previews

  • “La Triennale 2012: Intense Proximity”

    Palais de Tokyo
    13, Avenue du Président Wilson
    April 20–August 26, 2012

    Curated by Okwui Enwezor, Mélanie Bouteloup, Abdellah Karroum, Émelie Renard, Claire Staebl

    This third edition of Paris’s La Triennale—tellingly titled “Intense Proximity”—is set to advance artistic director Okwui Enwezor’s important contestation of nationality and nativism by highlighting relational geographies and migrant figures. The show will unfold from the newly expanded Palais de Tokyo to neighboring institutions along La Colline des Musées, with an approach to cultural transnationalism inspired by twentieth-century ethnographers Marcel Mauss, Michel Leiris, and Marcel Griaule. The exhibition’s list of 120 artists comprises a small number of French citizens (Daniel Buren, Luc Delahaye, Annette Messager), several foreign-born Paris denizens (Joana Hadjithomas and Khalil Joreige, Thomas Hirschhorn, Cameron Jamie), and many more (Georges Adéagbo, Yto Barrada, Desire Machine Collective) hailing from regions formerly subject to European colonial rule.

  • Henri Matisse, The Romanian Blouse, 1939-40, oil on canvas, 36 1/4 x 28 3/4”.

    “Matisse: Paires/Impaires”

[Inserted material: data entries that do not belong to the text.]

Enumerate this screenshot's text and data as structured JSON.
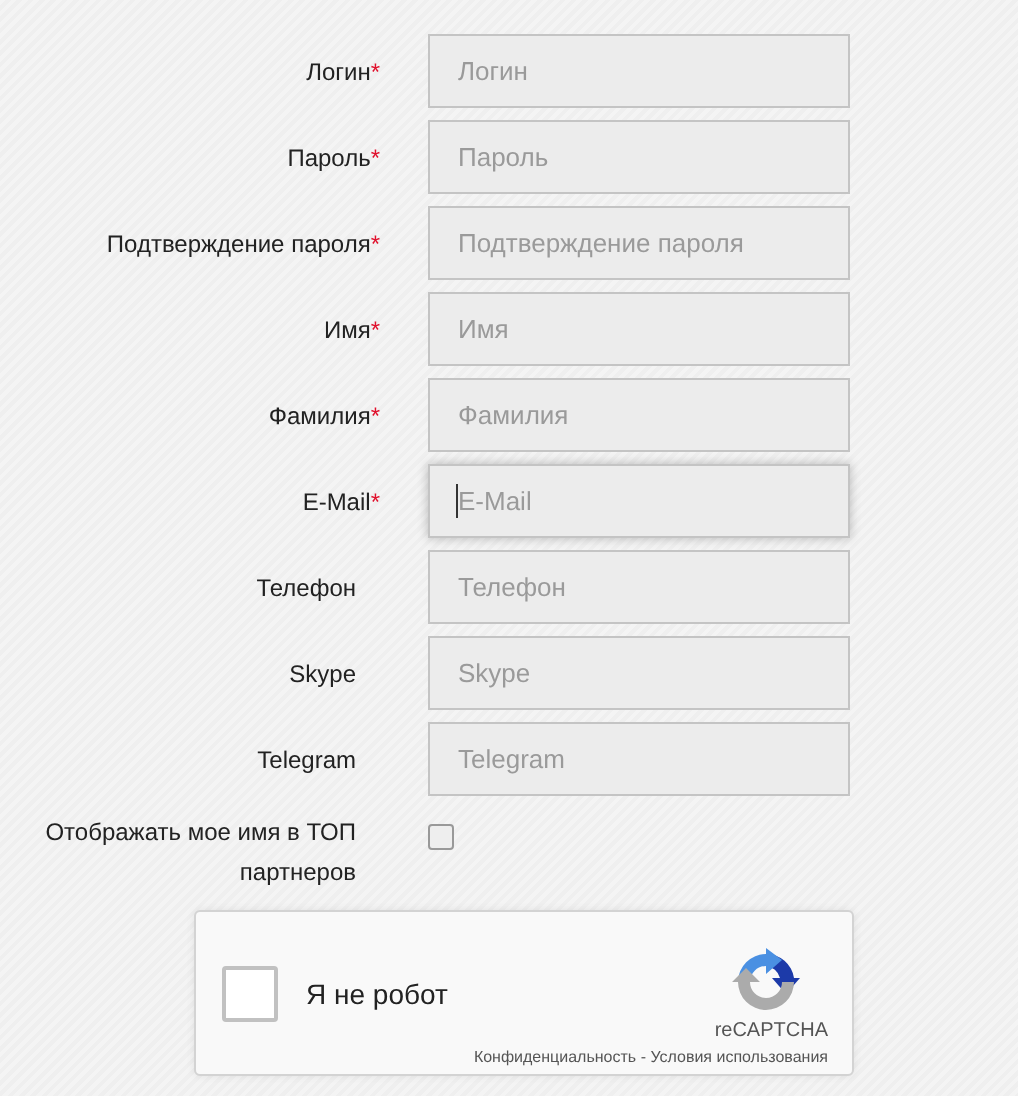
{
  "fields": [
    {
      "label": "Логин",
      "required_mark": "*",
      "placeholder": "Логин",
      "focused": false
    },
    {
      "label": "Пароль",
      "required_mark": "*",
      "placeholder": "Пароль",
      "focused": false
    },
    {
      "label": "Подтверждение пароля",
      "required_mark": "*",
      "placeholder": "Подтверждение пароля",
      "focused": false
    },
    {
      "label": "Имя",
      "required_mark": "*",
      "placeholder": "Имя",
      "focused": false
    },
    {
      "label": "Фамилия",
      "required_mark": "*",
      "placeholder": "Фамилия",
      "focused": false
    },
    {
      "label": "E-Mail",
      "required_mark": "*",
      "placeholder": "E-Mail",
      "focused": true
    },
    {
      "label": "Телефон",
      "placeholder": "Телефон",
      "focused": false
    },
    {
      "label": "Skype",
      "placeholder": "Skype",
      "focused": false
    },
    {
      "label": "Telegram",
      "placeholder": "Telegram",
      "focused": false
    }
  ],
  "top_option": {
    "label": "Отображать мое имя в ТОП партнеров",
    "checked": false
  },
  "captcha": {
    "label": "Я не робот",
    "checked": false,
    "brand": "reCAPTCHA",
    "privacy_link": "Конфиденциальность",
    "separator": " - ",
    "terms_link": "Условия использования"
  }
}
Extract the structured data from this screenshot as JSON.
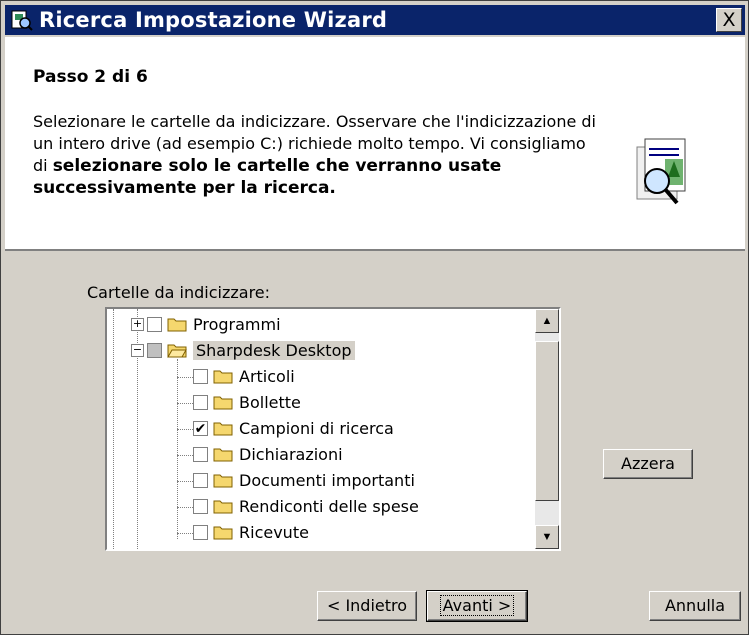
{
  "window": {
    "title": "Ricerca Impostazione Wizard",
    "close_label": "X"
  },
  "header": {
    "step": "Passo 2 di 6",
    "desc_normal": "Selezionare le cartelle da indicizzare. Osservare che l'indicizzazione di un intero drive (ad esempio C:) richiede molto tempo. Vi consigliamo di ",
    "desc_bold": "selezionare solo le cartelle che verranno usate successivamente per la ricerca."
  },
  "tree": {
    "label": "Cartelle da indicizzare:",
    "items": [
      {
        "label": "Programmi",
        "checked": false
      },
      {
        "label": "Sharpdesk Desktop",
        "checked": false,
        "partial": true
      },
      {
        "label": "Articoli",
        "checked": false
      },
      {
        "label": "Bollette",
        "checked": false
      },
      {
        "label": "Campioni di ricerca",
        "checked": true
      },
      {
        "label": "Dichiarazioni",
        "checked": false
      },
      {
        "label": "Documenti importanti",
        "checked": false
      },
      {
        "label": "Rendiconti delle spese",
        "checked": false
      },
      {
        "label": "Ricevute",
        "checked": false
      }
    ]
  },
  "buttons": {
    "reset": "Azzera",
    "back": "< Indietro",
    "next": "Avanti >",
    "cancel": "Annulla"
  },
  "colors": {
    "titlebar": "#0a246a",
    "face": "#d4d0c8"
  }
}
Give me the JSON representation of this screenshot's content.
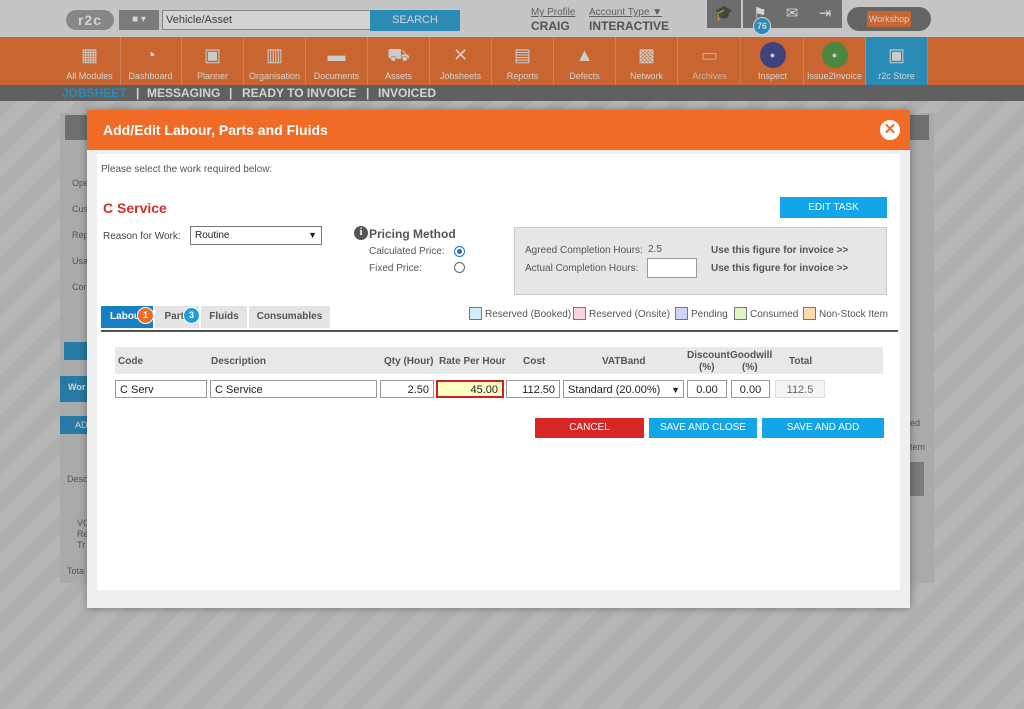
{
  "topbar": {
    "logo": "r2c",
    "vehicle_dropdown": "▾",
    "search_value": "Vehicle/Asset",
    "search_button": "SEARCH",
    "my_profile_label": "My Profile",
    "user_name": "CRAIG",
    "account_type_label": "Account Type",
    "account_type_value": "INTERACTIVE",
    "notification_count": "76",
    "workshop_label": "Workshop"
  },
  "nav": {
    "items": [
      {
        "label": "All Modules",
        "icon": "grid-icon"
      },
      {
        "label": "Dashboard",
        "icon": "gauge-icon"
      },
      {
        "label": "Planner",
        "icon": "calendar-icon"
      },
      {
        "label": "Organisation",
        "icon": "building-icon"
      },
      {
        "label": "Documents",
        "icon": "folder-icon"
      },
      {
        "label": "Assets",
        "icon": "truck-icon"
      },
      {
        "label": "Jobsheets",
        "icon": "tools-icon"
      },
      {
        "label": "Reports",
        "icon": "clipboard-icon"
      },
      {
        "label": "Defects",
        "icon": "warning-icon"
      },
      {
        "label": "Network",
        "icon": "network-icon"
      },
      {
        "label": "Archives",
        "icon": "archive-icon"
      },
      {
        "label": "Inspect",
        "icon": "inspect-icon"
      },
      {
        "label": "Issue2Invoice",
        "icon": "i2i-icon"
      },
      {
        "label": "r2c Store",
        "icon": "briefcase-icon"
      }
    ]
  },
  "subnav": {
    "jobsheet": "JOBSHEET",
    "messaging": "MESSAGING",
    "ready_to_invoice": "READY TO INVOICE",
    "invoiced": "INVOICED",
    "sep": "|"
  },
  "background": {
    "labels": [
      "Ope",
      "Cus",
      "Rep",
      "Usa",
      "Con",
      "Wor",
      "AD",
      "Desc",
      "VO",
      "Re",
      "Tr",
      "Tota",
      "ed",
      "tem"
    ]
  },
  "modal": {
    "title": "Add/Edit Labour, Parts and Fluids",
    "close_glyph": "✕",
    "instruction": "Please select the work required below:",
    "service_title": "C Service",
    "edit_task": "EDIT TASK",
    "reason_label": "Reason for Work:",
    "reason_value": "Routine",
    "pricing": {
      "title": "Pricing Method",
      "info_glyph": "i",
      "calculated_label": "Calculated Price:",
      "fixed_label": "Fixed Price:",
      "selected": "calculated"
    },
    "hours": {
      "agreed_label": "Agreed Completion Hours:",
      "agreed_value": "2.5",
      "actual_label": "Actual Completion Hours:",
      "actual_value": "",
      "link1": "Use this figure for invoice >>",
      "link2": "Use this figure for invoice >>"
    },
    "tabs": [
      {
        "label": "Labour",
        "badge": "1",
        "badge_color": "#f06c26"
      },
      {
        "label": "Parts",
        "badge": "3",
        "badge_color": "#1e9fd6"
      },
      {
        "label": "Fluids"
      },
      {
        "label": "Consumables"
      }
    ],
    "legend": [
      {
        "label": "Reserved (Booked)",
        "color": "#d5eefb"
      },
      {
        "label": "Reserved (Onsite)",
        "color": "#fbd5e6"
      },
      {
        "label": "Pending",
        "color": "#d0d4f5"
      },
      {
        "label": "Consumed",
        "color": "#dff5c8"
      },
      {
        "label": "Non-Stock Item",
        "color": "#fbdcb0"
      }
    ],
    "table": {
      "headers": {
        "code": "Code",
        "description": "Description",
        "qty": "Qty (Hour)",
        "rate": "Rate Per Hour",
        "cost": "Cost",
        "vatband": "VATBand",
        "discount": "Discount",
        "discount_unit": "(%)",
        "goodwill": "Goodwill",
        "goodwill_unit": "(%)",
        "total": "Total"
      },
      "row": {
        "code": "C Serv",
        "description": "C Service",
        "qty": "2.50",
        "rate": "45.00",
        "cost": "112.50",
        "vatband": "Standard (20.00%)",
        "discount": "0.00",
        "goodwill": "0.00",
        "total": "112.5"
      }
    },
    "buttons": {
      "cancel": "CANCEL",
      "save_close": "SAVE AND CLOSE",
      "save_add": "SAVE AND ADD ANOTHER"
    }
  }
}
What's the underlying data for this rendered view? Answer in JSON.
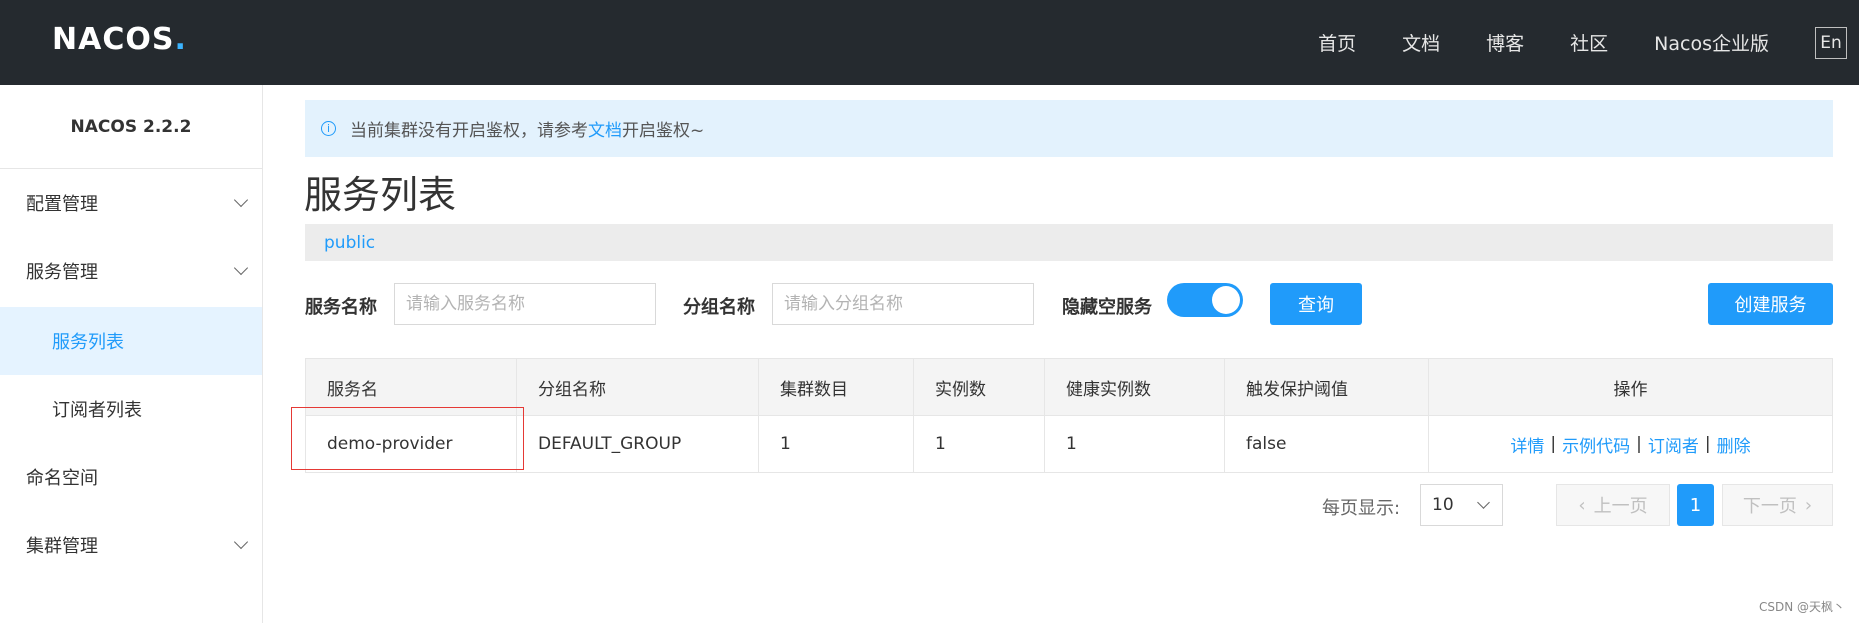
{
  "header": {
    "logo_text": "NACOS",
    "logo_dot": ".",
    "nav": [
      "首页",
      "文档",
      "博客",
      "社区",
      "Nacos企业版"
    ],
    "lang": "En"
  },
  "sidebar": {
    "version": "NACOS 2.2.2",
    "items": [
      {
        "label": "配置管理",
        "expandable": true
      },
      {
        "label": "服务管理",
        "expandable": true
      },
      {
        "label": "服务列表",
        "active": true
      },
      {
        "label": "订阅者列表"
      },
      {
        "label": "命名空间"
      },
      {
        "label": "集群管理",
        "expandable": true
      }
    ]
  },
  "notice": {
    "before": "当前集群没有开启鉴权，请参考",
    "link": "文档",
    "after": "开启鉴权~"
  },
  "page_title": "服务列表",
  "namespace": "public",
  "filters": {
    "service_name_label": "服务名称",
    "service_name_placeholder": "请输入服务名称",
    "group_name_label": "分组名称",
    "group_name_placeholder": "请输入分组名称",
    "hide_empty_label": "隐藏空服务",
    "hide_empty_on": true,
    "query_button": "查询",
    "create_button": "创建服务"
  },
  "table": {
    "headers": [
      "服务名",
      "分组名称",
      "集群数目",
      "实例数",
      "健康实例数",
      "触发保护阈值",
      "操作"
    ],
    "rows": [
      {
        "service": "demo-provider",
        "group": "DEFAULT_GROUP",
        "clusters": "1",
        "instances": "1",
        "healthy": "1",
        "threshold": "false",
        "ops": [
          "详情",
          "示例代码",
          "订阅者",
          "删除"
        ]
      }
    ]
  },
  "pagination": {
    "per_page_label": "每页显示:",
    "per_page_value": "10",
    "prev": "上一页",
    "current": "1",
    "next": "下一页"
  },
  "watermark": "CSDN @天枫丶",
  "colors": {
    "header_bg": "#252a2f",
    "accent": "#209bfa",
    "notice_bg": "#e3f2fd",
    "highlight": "#e53935"
  }
}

    Centre Pompidou
    Place Georges-Pompidou
    March 7–June 18, 2011

    Curated by Cécile Debray with Dorthe Aagesen and Rebecca Rabinow

    Forget the rivalry between Picasso and Matisse: Matisse was, it appears, his own severest competitor. Coming on the heels of “Matisse: Radical Invention 1913–1917,” an exhibition concerning the artist’s tortured practice of scraping and revising his painted work, “Matisse: Paires/Impaires” showcases paired pieces devoted to a single motif. Indeed, Matisse’s process, once portrayed as largely intuitive, is now routinely said to have been formal and strict. Perhaps this approach counts as a necessary historical correction. In any case, the roughly seventy works on canvas and paper exhibited here will surely be riveting. A team of French and American heavy hitters has been assembled to contribute to the catalogue, promising a solid, exhaustive exegesis of the theme.